The Control of Noise at Work Regulations 2005 govern the protection of employees’ hearing, so ear defenders have long been essential within industrial waste plants. However, savvier firms have started to demand more, keen to cap the number of decibels that their plants operate at. As a result, facilities are now being designed to run below the first dB(A) action point. Because some waste shredders can now function below 80 decibels, for example, hearing protection is not necessary, at all.
Not only does this shield operators from the debilitating effect of prolonged exposure to excessive noise – it also supports morale, sustains productivity and, in the simplest of commercial terms, saves money on ear defenders. It also helps operators navigate planning constraints and community complaints, as plants need no longer disrupt neighbouring residents.

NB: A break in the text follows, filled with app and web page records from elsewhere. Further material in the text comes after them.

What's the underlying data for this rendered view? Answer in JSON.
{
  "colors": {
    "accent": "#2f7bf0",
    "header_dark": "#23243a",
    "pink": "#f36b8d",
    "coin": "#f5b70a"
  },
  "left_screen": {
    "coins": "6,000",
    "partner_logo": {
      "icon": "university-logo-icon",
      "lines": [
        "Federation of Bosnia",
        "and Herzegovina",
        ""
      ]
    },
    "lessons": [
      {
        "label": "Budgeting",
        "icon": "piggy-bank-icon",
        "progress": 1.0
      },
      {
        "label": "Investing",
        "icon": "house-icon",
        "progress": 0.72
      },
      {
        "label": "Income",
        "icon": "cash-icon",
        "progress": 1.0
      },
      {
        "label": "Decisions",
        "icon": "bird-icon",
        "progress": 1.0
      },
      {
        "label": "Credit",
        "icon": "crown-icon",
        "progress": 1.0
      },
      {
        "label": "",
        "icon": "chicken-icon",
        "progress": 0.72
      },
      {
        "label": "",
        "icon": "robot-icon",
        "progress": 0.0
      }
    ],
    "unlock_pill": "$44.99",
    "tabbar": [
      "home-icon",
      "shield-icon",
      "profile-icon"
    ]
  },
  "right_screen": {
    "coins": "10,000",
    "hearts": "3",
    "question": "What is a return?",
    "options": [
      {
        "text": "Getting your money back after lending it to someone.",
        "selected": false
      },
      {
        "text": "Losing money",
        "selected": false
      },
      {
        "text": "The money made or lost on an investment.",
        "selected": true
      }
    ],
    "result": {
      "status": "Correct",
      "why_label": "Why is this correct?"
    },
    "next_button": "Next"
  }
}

Fires within the waste industry are sadly common, therefore an RDF/SRF production line containing in-built fire suppression technology will not only protect the ongoing operational security of the line as well as the safety of personnel – it could contribute to reduced insurance premiums too, particularly if the technology is mobile.
Fuel producers should look to procure shredding technology featuring carefully positioned UV, infrared, heat and spark detectors on the hopper and discharge conveyor, for example, to sense when a fire is likely to begin. In the event of a significant temperature increase, extinguishing nozzles, positioned in the same place as the sensors and thus pointing directly at the fire risk, can automatically spray water onto the targeted areas, to help prevent a fire from propagating.
It is even possible to help mitigate the chance of explosions. These are typically caused if a ‘foreign object’ such as an aerosol can bursts due to heat or compression, or if a small spark creates enough of an ignition when it reacts with high volumes of dust. To prevent such scenarios, more responsible equipment manufacturers are again reducing risk ‘by design’. Rotor speeds have been slowed, for instance, to minimise the creation of dust, and lower tip speeds mean the potential for a spark is also lessened. Anti-explosive Atex-specification motors and electronics can be installed too.
It is easy to forget the need for routine inspections on highly-automated technology, as they appear to take care of themselves. But periodic spot-checks of the equipment on an RDF/SRF production line – even one that is working as anticipated – can help to uncover simple optimisation opportunities. The exchange of cutters could achieve a more defined shred for instance, or a speed control adjustment could ensure that the RPM:torque ratio maximises throughputs without impacting on wear. If the level of non-specification fines can be reduced as a result – usually by around 20% – residual material disposal costs will be avoided too.
Downstream sorting equipment should also form part of this audit process, to ensure maximum recyclate extraction and a refined SRF product quality, free from foreign objects.
So, it is possible to be environmentally responsible and commercially savvy. There is wealth in waste, and while we would all rather its creation was prevented at source, the industry must ensure it is effectively dealt with, for as long as it remains a problem. In doing so, we can, together, deliver waste hierarchy compliance, create jobs and hopefully work towards a stronger future for the environment and this industry alike.